_What is expected_. Search each line below for "Amount", then return the lines where it appears.

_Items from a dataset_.
= Beginning of Section =
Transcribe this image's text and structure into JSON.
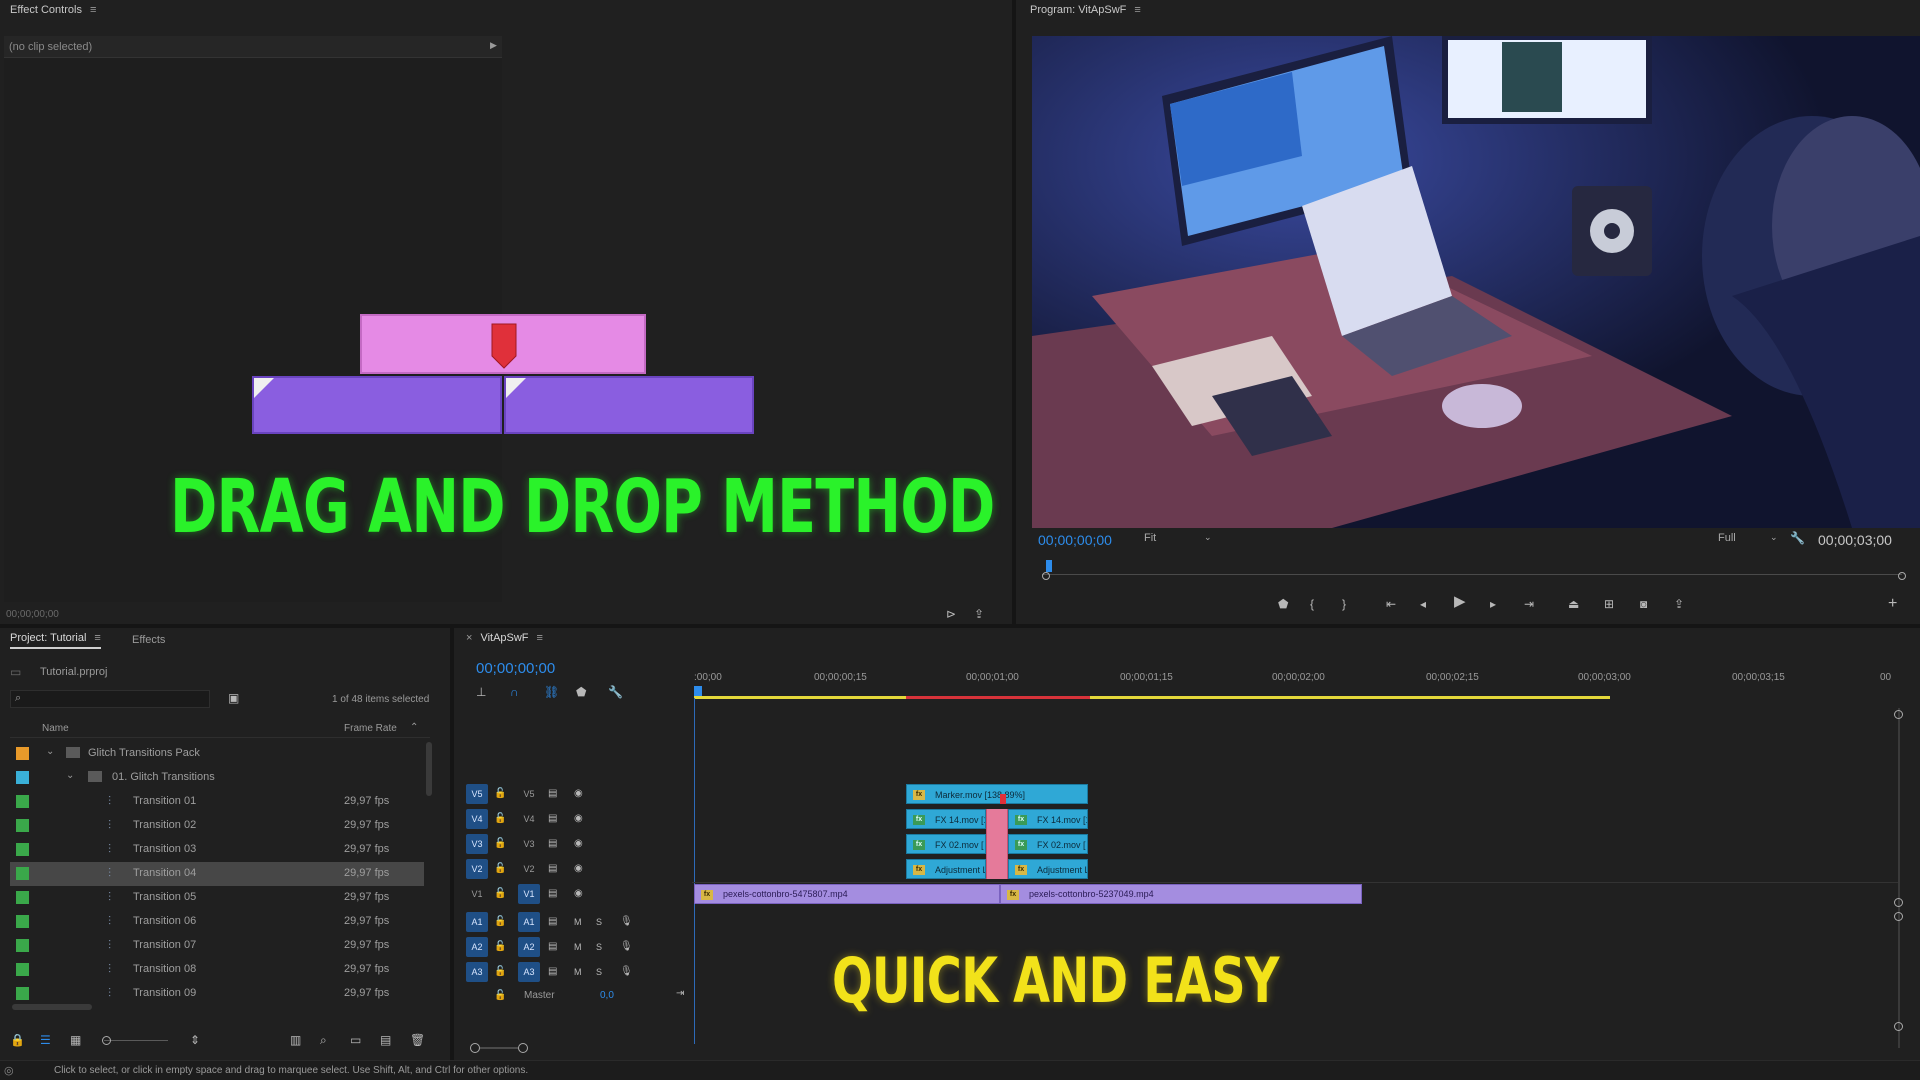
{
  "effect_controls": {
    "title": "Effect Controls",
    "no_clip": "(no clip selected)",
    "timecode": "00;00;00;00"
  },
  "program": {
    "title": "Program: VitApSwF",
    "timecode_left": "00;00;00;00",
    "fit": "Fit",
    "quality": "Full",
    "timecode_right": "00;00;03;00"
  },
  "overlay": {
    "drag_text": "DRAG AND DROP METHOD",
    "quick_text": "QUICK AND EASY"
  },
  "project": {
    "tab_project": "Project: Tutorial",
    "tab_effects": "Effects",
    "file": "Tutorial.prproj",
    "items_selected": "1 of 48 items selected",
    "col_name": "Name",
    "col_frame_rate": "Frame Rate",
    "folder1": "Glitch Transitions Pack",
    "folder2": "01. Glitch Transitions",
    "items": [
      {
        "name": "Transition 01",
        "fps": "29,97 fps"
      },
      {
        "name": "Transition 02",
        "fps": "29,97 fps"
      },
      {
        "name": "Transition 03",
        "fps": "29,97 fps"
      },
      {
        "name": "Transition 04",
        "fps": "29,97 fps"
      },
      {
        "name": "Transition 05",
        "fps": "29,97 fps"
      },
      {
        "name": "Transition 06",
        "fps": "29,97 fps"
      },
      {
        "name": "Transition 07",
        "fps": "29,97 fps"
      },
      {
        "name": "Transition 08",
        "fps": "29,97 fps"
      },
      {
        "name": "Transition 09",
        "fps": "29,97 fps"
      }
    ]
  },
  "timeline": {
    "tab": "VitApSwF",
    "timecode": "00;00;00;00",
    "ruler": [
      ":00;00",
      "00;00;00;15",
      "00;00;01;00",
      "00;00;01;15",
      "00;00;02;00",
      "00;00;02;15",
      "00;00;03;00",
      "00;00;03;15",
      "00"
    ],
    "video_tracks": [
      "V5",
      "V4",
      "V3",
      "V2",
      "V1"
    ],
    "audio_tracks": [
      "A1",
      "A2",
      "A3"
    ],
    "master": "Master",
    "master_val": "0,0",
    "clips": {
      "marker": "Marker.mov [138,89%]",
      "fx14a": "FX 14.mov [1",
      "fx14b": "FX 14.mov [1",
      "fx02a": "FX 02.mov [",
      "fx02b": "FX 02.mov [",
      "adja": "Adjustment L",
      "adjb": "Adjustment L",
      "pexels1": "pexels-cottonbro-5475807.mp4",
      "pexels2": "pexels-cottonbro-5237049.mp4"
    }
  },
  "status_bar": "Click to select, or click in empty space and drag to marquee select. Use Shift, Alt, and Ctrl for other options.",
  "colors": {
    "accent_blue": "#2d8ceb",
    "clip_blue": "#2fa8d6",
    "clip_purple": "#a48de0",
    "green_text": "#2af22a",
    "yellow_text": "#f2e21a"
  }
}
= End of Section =
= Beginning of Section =
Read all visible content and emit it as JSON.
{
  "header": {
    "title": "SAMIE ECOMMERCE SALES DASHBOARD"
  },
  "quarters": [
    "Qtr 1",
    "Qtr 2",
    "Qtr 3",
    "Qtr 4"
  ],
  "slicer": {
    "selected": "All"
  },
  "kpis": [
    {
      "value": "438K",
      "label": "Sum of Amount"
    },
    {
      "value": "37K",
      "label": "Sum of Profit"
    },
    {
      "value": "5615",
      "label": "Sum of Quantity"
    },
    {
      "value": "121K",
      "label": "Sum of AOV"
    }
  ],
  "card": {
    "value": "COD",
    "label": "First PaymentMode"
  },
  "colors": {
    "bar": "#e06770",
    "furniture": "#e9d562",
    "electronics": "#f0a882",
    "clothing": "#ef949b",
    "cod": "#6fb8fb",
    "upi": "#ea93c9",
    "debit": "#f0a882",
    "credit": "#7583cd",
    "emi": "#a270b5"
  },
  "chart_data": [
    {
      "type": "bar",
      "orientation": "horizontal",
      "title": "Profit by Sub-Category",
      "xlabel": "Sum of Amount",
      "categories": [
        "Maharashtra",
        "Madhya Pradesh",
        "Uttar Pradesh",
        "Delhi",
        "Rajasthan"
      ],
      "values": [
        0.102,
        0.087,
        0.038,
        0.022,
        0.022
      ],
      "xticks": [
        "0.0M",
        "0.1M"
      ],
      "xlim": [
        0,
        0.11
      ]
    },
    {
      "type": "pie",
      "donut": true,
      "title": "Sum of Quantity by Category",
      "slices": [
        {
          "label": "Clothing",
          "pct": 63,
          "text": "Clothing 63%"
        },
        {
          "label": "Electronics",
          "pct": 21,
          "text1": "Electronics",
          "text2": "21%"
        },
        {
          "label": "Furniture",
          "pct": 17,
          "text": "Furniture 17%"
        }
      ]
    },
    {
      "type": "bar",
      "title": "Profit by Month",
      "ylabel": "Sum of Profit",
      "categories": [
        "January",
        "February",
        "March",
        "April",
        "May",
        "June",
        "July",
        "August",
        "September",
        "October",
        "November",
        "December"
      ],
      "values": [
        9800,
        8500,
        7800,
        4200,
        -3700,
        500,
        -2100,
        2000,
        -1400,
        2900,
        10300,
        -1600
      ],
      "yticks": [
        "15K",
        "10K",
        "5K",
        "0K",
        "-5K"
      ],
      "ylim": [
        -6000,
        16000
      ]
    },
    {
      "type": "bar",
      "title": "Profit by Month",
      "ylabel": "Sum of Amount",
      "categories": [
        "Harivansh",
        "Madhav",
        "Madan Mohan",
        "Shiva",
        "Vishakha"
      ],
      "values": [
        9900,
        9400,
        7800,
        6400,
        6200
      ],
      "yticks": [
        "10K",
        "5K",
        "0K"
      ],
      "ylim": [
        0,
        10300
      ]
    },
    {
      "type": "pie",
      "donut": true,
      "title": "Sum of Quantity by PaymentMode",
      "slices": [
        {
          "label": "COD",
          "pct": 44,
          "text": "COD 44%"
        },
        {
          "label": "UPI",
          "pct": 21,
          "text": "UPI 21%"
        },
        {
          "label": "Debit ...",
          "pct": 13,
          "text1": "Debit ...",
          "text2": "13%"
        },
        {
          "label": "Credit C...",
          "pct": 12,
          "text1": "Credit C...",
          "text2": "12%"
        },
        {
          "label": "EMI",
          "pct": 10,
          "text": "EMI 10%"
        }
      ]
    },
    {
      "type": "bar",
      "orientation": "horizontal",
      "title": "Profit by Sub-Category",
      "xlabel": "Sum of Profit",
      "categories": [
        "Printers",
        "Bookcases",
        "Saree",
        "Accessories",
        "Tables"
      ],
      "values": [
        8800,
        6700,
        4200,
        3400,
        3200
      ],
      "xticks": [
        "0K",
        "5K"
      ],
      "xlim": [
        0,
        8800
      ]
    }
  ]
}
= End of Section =
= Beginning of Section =
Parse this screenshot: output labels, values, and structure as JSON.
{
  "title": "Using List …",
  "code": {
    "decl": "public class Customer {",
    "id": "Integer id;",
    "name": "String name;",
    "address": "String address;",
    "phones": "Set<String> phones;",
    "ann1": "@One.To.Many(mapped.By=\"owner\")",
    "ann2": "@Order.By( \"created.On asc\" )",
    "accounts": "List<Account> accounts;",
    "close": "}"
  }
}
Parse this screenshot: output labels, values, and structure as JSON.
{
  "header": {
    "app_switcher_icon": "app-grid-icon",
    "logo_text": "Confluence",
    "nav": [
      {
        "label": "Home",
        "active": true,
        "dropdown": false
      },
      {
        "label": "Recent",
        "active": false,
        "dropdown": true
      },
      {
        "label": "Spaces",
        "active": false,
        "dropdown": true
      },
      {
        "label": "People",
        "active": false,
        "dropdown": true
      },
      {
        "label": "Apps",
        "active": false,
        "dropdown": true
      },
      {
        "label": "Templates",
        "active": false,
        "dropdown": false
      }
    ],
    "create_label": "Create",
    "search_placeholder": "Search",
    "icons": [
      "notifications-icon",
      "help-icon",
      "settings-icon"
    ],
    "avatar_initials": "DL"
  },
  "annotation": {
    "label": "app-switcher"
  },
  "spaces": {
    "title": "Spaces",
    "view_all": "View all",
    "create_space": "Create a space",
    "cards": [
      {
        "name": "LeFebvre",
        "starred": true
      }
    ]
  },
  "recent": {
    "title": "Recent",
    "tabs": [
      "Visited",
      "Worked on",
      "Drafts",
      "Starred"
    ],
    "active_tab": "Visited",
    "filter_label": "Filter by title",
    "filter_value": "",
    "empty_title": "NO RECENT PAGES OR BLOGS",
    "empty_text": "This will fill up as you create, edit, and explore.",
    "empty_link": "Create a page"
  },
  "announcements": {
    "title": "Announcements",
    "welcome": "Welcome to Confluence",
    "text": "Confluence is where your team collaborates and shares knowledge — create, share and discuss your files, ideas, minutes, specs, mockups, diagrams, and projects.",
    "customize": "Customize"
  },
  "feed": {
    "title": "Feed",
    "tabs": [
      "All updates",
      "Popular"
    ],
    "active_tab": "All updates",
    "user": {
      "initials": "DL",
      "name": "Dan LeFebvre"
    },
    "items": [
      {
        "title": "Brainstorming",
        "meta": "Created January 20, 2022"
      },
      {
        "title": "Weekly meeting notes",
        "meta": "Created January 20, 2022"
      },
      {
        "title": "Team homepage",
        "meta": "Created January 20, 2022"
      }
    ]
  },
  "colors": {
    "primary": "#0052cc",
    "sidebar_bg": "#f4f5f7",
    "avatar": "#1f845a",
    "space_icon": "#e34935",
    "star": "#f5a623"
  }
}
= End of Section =
_Answer to this task_.
      "label": "Sum of Amount"
      "xlabel": "Sum of Amount",
      "ylabel": "Sum of Amount",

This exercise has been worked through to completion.